Interview: Cecelia Ahern on writing the 10th Doctor
Patrick Kavanagh-Sproull interviews the author of the latest Time Trips story, The Bog Warrior.
Following on from Jake Arnott’s rather flawed A Handful of Stardust is Cecelia Ahern with the equally faulty Tenth Doctor yarn, The Bog Warrior. Now before the Time Trips series takes a brief hiatus I had the chance to chat to Ahern about her story, bog bodies, and earthy names. Do be warned that there are some light spoilers about The Bog Warrior.
Hi Cecelia, thanks for taking the time to chat to us. What I found about The Bog Warrior was that it was very unique and I got a real sense that you took a lot of inspiration from the Cinderella fairy tale. Did that story help form The Bog Warrior?
When I was asked to write a story I was incredibly excited, however it is something I had to think hard about because despite the excitement and the desire to do anything I’m asked to do, I have to know that I can do it, that I’m right for it. I wanted to respect the fine institution that is Doctor Who but also bring my own voice to it, and not compromise either thing. Growing up, I always felt that Doctor Who was a male show, with strong male characters and although it has had many fantastic female characters over the years, the overall energy is male. I wanted to bring some feminine energy to it and I did this by introducing the Cinderella story, but turned it completely on its head, as I was never keen on the message for girls and boys in old fairytales.
I came up with the idea for The Bog People when I was watching the news in August 2013 and the body, known as Cashel Man, which was found in Cashel in Co. Laois was discovered to be the oldest bog body in Europe, dating back to 2000BC. I immediately wanted to create a race of Bog men and women.
When were you approached to participate in the series?
I was asked in July/August of 2013 and I was so honoured to be asked. I knew, immediately, that I wanted to do it but could only say yes if I came up with an idea first. I was on holiday in Co. Kerry in Ireland when I saw the bog body on the national news and knew that I had my Doctor Who idea straight away. As soon as my son had his naps I put pen to paper and scribbled furiously. As a result of being in Kerry surrounded by the most beautiful lakes, mountains, rivers, the story is all about the earth and natural elements.
Of course, you were asked to select a Doctor to write for. Was it difficult for you to pick an incarnation, in terms of nailing their dialogue and your knowledge of that era?
I chose the Tenth Doctor as that is the Doctor that really pulled me to the show. It was his relationship with Donna, and the Christmas special with Kylie Minogue who played the waitress Astrid Peth that I connected most with it. In the first draft I kept the Doctor as very much an observer, I was kind of tip toeing around him, trying to get comfortable with him and as my confidence with him grew, the more vocal he became and more involved he got in later drafts.
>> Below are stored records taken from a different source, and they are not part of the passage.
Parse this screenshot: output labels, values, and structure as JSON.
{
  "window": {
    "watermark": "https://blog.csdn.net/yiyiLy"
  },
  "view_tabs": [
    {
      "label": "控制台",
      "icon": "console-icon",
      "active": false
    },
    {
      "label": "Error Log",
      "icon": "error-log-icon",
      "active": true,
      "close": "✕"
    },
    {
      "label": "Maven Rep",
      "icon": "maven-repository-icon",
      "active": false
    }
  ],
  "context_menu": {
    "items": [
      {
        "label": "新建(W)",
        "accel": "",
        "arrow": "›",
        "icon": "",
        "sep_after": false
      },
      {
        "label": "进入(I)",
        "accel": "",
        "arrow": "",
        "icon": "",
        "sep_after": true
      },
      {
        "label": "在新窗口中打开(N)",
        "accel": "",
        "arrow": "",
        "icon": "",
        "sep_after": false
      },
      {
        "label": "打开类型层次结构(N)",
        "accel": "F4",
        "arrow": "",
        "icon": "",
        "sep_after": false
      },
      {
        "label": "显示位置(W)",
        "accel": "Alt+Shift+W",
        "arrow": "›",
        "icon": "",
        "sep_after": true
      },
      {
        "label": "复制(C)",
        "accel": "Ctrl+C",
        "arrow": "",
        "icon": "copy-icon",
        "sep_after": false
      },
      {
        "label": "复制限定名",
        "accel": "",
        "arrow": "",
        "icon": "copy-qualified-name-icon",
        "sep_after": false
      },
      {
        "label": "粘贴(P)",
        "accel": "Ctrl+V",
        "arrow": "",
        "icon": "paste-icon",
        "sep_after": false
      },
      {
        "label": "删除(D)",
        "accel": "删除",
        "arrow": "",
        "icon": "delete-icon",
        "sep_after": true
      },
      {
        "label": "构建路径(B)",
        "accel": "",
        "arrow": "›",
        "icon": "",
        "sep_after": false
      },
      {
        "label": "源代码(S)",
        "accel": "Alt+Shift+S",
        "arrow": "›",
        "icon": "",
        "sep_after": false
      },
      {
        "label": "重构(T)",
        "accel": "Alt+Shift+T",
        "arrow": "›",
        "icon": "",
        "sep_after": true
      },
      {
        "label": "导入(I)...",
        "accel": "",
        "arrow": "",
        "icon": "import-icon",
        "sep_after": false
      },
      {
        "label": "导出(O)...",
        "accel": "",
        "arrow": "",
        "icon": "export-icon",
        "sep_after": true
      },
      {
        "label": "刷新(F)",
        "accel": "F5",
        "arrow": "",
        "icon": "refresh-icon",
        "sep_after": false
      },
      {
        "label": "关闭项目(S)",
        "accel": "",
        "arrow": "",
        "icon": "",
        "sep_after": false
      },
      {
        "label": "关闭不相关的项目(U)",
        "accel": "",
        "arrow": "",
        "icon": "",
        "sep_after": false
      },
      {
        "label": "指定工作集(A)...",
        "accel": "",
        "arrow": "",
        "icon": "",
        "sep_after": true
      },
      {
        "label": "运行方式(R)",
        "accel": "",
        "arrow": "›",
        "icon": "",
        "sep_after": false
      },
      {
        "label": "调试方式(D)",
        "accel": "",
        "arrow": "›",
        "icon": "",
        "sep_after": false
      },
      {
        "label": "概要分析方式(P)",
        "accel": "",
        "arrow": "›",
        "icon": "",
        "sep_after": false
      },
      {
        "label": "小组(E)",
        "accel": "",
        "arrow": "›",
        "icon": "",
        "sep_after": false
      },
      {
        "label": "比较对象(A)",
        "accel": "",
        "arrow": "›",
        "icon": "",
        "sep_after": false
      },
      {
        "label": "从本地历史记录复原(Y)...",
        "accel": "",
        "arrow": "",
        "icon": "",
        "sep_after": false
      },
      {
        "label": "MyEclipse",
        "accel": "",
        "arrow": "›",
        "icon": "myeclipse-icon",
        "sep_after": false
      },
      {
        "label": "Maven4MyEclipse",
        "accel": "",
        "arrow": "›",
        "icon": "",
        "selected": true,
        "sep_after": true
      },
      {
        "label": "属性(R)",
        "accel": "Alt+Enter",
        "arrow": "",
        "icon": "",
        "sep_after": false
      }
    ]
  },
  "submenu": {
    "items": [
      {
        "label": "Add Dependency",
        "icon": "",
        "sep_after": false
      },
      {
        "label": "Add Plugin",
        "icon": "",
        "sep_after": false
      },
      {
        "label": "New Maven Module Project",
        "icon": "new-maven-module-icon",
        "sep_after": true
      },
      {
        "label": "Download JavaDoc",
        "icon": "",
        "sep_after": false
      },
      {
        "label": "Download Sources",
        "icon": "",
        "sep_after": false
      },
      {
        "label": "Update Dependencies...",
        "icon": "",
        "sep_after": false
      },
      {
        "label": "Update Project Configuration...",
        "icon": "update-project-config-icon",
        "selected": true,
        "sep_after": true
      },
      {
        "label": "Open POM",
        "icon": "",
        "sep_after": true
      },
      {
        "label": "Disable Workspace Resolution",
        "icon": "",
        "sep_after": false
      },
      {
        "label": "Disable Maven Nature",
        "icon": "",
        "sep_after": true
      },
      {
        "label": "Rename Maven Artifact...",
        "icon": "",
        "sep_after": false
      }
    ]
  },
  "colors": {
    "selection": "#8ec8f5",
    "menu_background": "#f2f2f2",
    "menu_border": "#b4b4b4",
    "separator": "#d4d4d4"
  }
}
I learned how he thinks aloud, how he can’t but help jump into the middle of trouble; he is not one to turn away from an adventure, a disaster, or from simply helping people. People were surprised by the sci-fi element for me, though I’m not sure why as many of my novels and short stories have contained that element, but what was very different for me was to write a story where a character hasn’t originated in my own imagination. I have never and could never write other peoples’ ideas and so trying to see the world from his eyes, and trying to live in his head was a challenge for me, but one I enjoyed.
Can you tell us which companion you used and why you used them? You are permitted to be coy and mysterious but it doesn’t make as good reading.
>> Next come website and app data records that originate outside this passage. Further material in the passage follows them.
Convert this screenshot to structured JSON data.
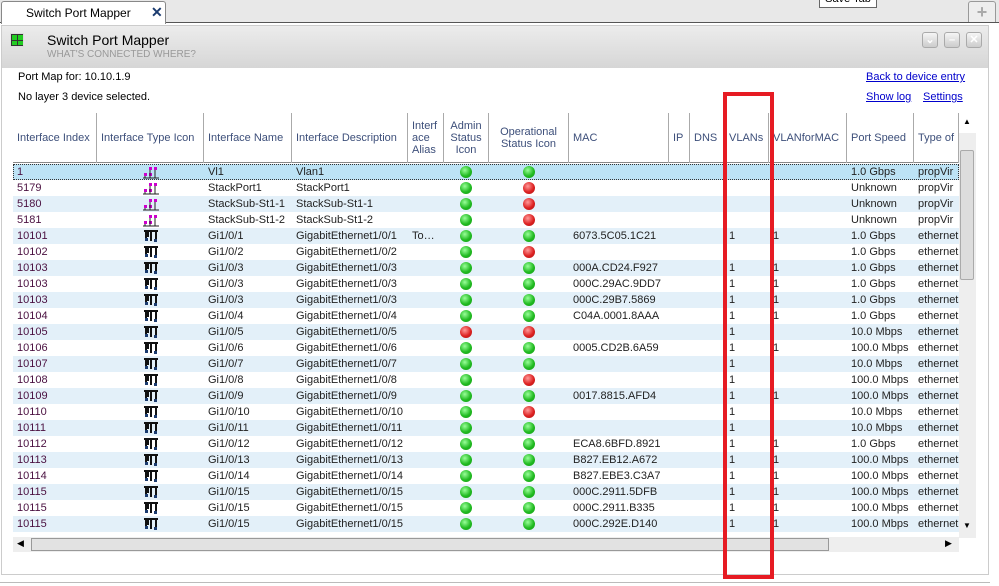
{
  "tabbar": {
    "tab_label": "Switch Port Mapper",
    "tooltip": "Save Tab"
  },
  "panel": {
    "title": "Switch Port Mapper",
    "subtitle": "WHAT'S CONNECTED WHERE?"
  },
  "info": {
    "port_map": "Port Map for: 10.10.1.9",
    "layer3": "No layer 3 device selected."
  },
  "links": {
    "back": "Back to device entry",
    "log": "Show log",
    "settings": "Settings"
  },
  "columns": [
    "Interface Index",
    "Interface Type Icon",
    "Interface Name",
    "Interface Description",
    "Interf ace Alias",
    "Admin Status Icon",
    "Operational Status Icon",
    "MAC",
    "IP",
    "DNS",
    "VLANs",
    "VLANforMAC",
    "Port Speed",
    "Type of"
  ],
  "colors": {
    "highlight": "#e61b23",
    "up": "#22bb22",
    "down": "#dd2222",
    "virtual_icon": "#cc00cc",
    "ethernet_icon": "#1b3b6f"
  },
  "rows": [
    {
      "index": "1",
      "icon": "virtual-interface-icon",
      "name": "Vl1",
      "desc": "Vlan1",
      "alias": "",
      "admin": "up",
      "oper": "up",
      "mac": "",
      "vlans": "",
      "vlanformac": "",
      "speed": "1.0 Gbps",
      "type": "propVir"
    },
    {
      "index": "5179",
      "icon": "virtual-interface-icon",
      "name": "StackPort1",
      "desc": "StackPort1",
      "alias": "",
      "admin": "up",
      "oper": "down",
      "mac": "",
      "vlans": "",
      "vlanformac": "",
      "speed": "Unknown",
      "type": "propVir"
    },
    {
      "index": "5180",
      "icon": "virtual-interface-icon",
      "name": "StackSub-St1-1",
      "desc": "StackSub-St1-1",
      "alias": "",
      "admin": "up",
      "oper": "down",
      "mac": "",
      "vlans": "",
      "vlanformac": "",
      "speed": "Unknown",
      "type": "propVir"
    },
    {
      "index": "5181",
      "icon": "virtual-interface-icon",
      "name": "StackSub-St1-2",
      "desc": "StackSub-St1-2",
      "alias": "",
      "admin": "up",
      "oper": "down",
      "mac": "",
      "vlans": "",
      "vlanformac": "",
      "speed": "Unknown",
      "type": "propVir"
    },
    {
      "index": "10101",
      "icon": "ethernet-interface-icon",
      "name": "Gi1/0/1",
      "desc": "GigabitEthernet1/0/1",
      "alias": "To…",
      "admin": "up",
      "oper": "up",
      "mac": "6073.5C05.1C21",
      "vlans": "1",
      "vlanformac": "1",
      "speed": "1.0 Gbps",
      "type": "ethernet"
    },
    {
      "index": "10102",
      "icon": "ethernet-interface-icon",
      "name": "Gi1/0/2",
      "desc": "GigabitEthernet1/0/2",
      "alias": "",
      "admin": "up",
      "oper": "down",
      "mac": "",
      "vlans": "",
      "vlanformac": "",
      "speed": "1.0 Gbps",
      "type": "ethernet"
    },
    {
      "index": "10103",
      "icon": "ethernet-interface-icon",
      "name": "Gi1/0/3",
      "desc": "GigabitEthernet1/0/3",
      "alias": "",
      "admin": "up",
      "oper": "up",
      "mac": "000A.CD24.F927",
      "vlans": "1",
      "vlanformac": "1",
      "speed": "1.0 Gbps",
      "type": "ethernet"
    },
    {
      "index": "10103",
      "icon": "ethernet-interface-icon",
      "name": "Gi1/0/3",
      "desc": "GigabitEthernet1/0/3",
      "alias": "",
      "admin": "up",
      "oper": "up",
      "mac": "000C.29AC.9DD7",
      "vlans": "1",
      "vlanformac": "1",
      "speed": "1.0 Gbps",
      "type": "ethernet"
    },
    {
      "index": "10103",
      "icon": "ethernet-interface-icon",
      "name": "Gi1/0/3",
      "desc": "GigabitEthernet1/0/3",
      "alias": "",
      "admin": "up",
      "oper": "up",
      "mac": "000C.29B7.5869",
      "vlans": "1",
      "vlanformac": "1",
      "speed": "1.0 Gbps",
      "type": "ethernet"
    },
    {
      "index": "10104",
      "icon": "ethernet-interface-icon",
      "name": "Gi1/0/4",
      "desc": "GigabitEthernet1/0/4",
      "alias": "",
      "admin": "up",
      "oper": "up",
      "mac": "C04A.0001.8AAA",
      "vlans": "1",
      "vlanformac": "1",
      "speed": "1.0 Gbps",
      "type": "ethernet"
    },
    {
      "index": "10105",
      "icon": "ethernet-interface-icon",
      "name": "Gi1/0/5",
      "desc": "GigabitEthernet1/0/5",
      "alias": "",
      "admin": "down",
      "oper": "down",
      "mac": "",
      "vlans": "1",
      "vlanformac": "",
      "speed": "10.0 Mbps",
      "type": "ethernet"
    },
    {
      "index": "10106",
      "icon": "ethernet-interface-icon",
      "name": "Gi1/0/6",
      "desc": "GigabitEthernet1/0/6",
      "alias": "",
      "admin": "up",
      "oper": "up",
      "mac": "0005.CD2B.6A59",
      "vlans": "1",
      "vlanformac": "1",
      "speed": "100.0 Mbps",
      "type": "ethernet"
    },
    {
      "index": "10107",
      "icon": "ethernet-interface-icon",
      "name": "Gi1/0/7",
      "desc": "GigabitEthernet1/0/7",
      "alias": "",
      "admin": "up",
      "oper": "up",
      "mac": "",
      "vlans": "1",
      "vlanformac": "",
      "speed": "10.0 Mbps",
      "type": "ethernet"
    },
    {
      "index": "10108",
      "icon": "ethernet-interface-icon",
      "name": "Gi1/0/8",
      "desc": "GigabitEthernet1/0/8",
      "alias": "",
      "admin": "up",
      "oper": "down",
      "mac": "",
      "vlans": "1",
      "vlanformac": "",
      "speed": "100.0 Mbps",
      "type": "ethernet"
    },
    {
      "index": "10109",
      "icon": "ethernet-interface-icon",
      "name": "Gi1/0/9",
      "desc": "GigabitEthernet1/0/9",
      "alias": "",
      "admin": "up",
      "oper": "up",
      "mac": "0017.8815.AFD4",
      "vlans": "1",
      "vlanformac": "1",
      "speed": "100.0 Mbps",
      "type": "ethernet"
    },
    {
      "index": "10110",
      "icon": "ethernet-interface-icon",
      "name": "Gi1/0/10",
      "desc": "GigabitEthernet1/0/10",
      "alias": "",
      "admin": "up",
      "oper": "down",
      "mac": "",
      "vlans": "1",
      "vlanformac": "",
      "speed": "10.0 Mbps",
      "type": "ethernet"
    },
    {
      "index": "10111",
      "icon": "ethernet-interface-icon",
      "name": "Gi1/0/11",
      "desc": "GigabitEthernet1/0/11",
      "alias": "",
      "admin": "up",
      "oper": "up",
      "mac": "",
      "vlans": "1",
      "vlanformac": "",
      "speed": "10.0 Mbps",
      "type": "ethernet"
    },
    {
      "index": "10112",
      "icon": "ethernet-interface-icon",
      "name": "Gi1/0/12",
      "desc": "GigabitEthernet1/0/12",
      "alias": "",
      "admin": "up",
      "oper": "up",
      "mac": "ECA8.6BFD.8921",
      "vlans": "1",
      "vlanformac": "1",
      "speed": "1.0 Gbps",
      "type": "ethernet"
    },
    {
      "index": "10113",
      "icon": "ethernet-interface-icon",
      "name": "Gi1/0/13",
      "desc": "GigabitEthernet1/0/13",
      "alias": "",
      "admin": "up",
      "oper": "up",
      "mac": "B827.EB12.A672",
      "vlans": "1",
      "vlanformac": "1",
      "speed": "100.0 Mbps",
      "type": "ethernet"
    },
    {
      "index": "10114",
      "icon": "ethernet-interface-icon",
      "name": "Gi1/0/14",
      "desc": "GigabitEthernet1/0/14",
      "alias": "",
      "admin": "up",
      "oper": "up",
      "mac": "B827.EBE3.C3A7",
      "vlans": "1",
      "vlanformac": "1",
      "speed": "100.0 Mbps",
      "type": "ethernet"
    },
    {
      "index": "10115",
      "icon": "ethernet-interface-icon",
      "name": "Gi1/0/15",
      "desc": "GigabitEthernet1/0/15",
      "alias": "",
      "admin": "up",
      "oper": "up",
      "mac": "000C.2911.5DFB",
      "vlans": "1",
      "vlanformac": "1",
      "speed": "100.0 Mbps",
      "type": "ethernet"
    },
    {
      "index": "10115",
      "icon": "ethernet-interface-icon",
      "name": "Gi1/0/15",
      "desc": "GigabitEthernet1/0/15",
      "alias": "",
      "admin": "up",
      "oper": "up",
      "mac": "000C.2911.B335",
      "vlans": "1",
      "vlanformac": "1",
      "speed": "100.0 Mbps",
      "type": "ethernet"
    },
    {
      "index": "10115",
      "icon": "ethernet-interface-icon",
      "name": "Gi1/0/15",
      "desc": "GigabitEthernet1/0/15",
      "alias": "",
      "admin": "up",
      "oper": "up",
      "mac": "000C.292E.D140",
      "vlans": "1",
      "vlanformac": "1",
      "speed": "100.0 Mbps",
      "type": "ethernet"
    }
  ]
}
The Tenth Doctor is travelling alone in this story and he meets new characters on the planet Cashel who he helps to find freedom. A character named Ash is the strong feminine presence.
In four words describe your reaction when that email/phone call/text message/video/carrier pigeon (delete as appropriate) came through saying you were writing a Doctor Who e-book. Or if you were in a meeting but that’s boring.
I was asked to be involved in an email and I was honoured, surprised, intrigued and excited!
How much research did you do for The Bog Warrior? Did you find inspiration in a specific Tenth Doctor story? And do you have a favourite episode of that era?
I set the story on the Planet Cashel. Because it’s about bog people rising from the dead, I researched how people would have lived during the Iron Age, where they lived, what they ate, what they wore in order to recreate their villages and armour. All of the characters have names relating to the earth and each name represents their character – Princess Ash, Root, Prince Zircon, Moss, Queen Mica, King Quartz, Queen Xenotime and her daughters Erbium and Terbium. So for example Xenotime, the stepmother character, is a rare phosphate mineral, which may contain traces of arsenic, and rare earths Erbium and Terbium are the expressive secondary components, which was ideal for the two sisters’ names. I really enjoyed creating this world.
Cecelia Ahern, thank you very much.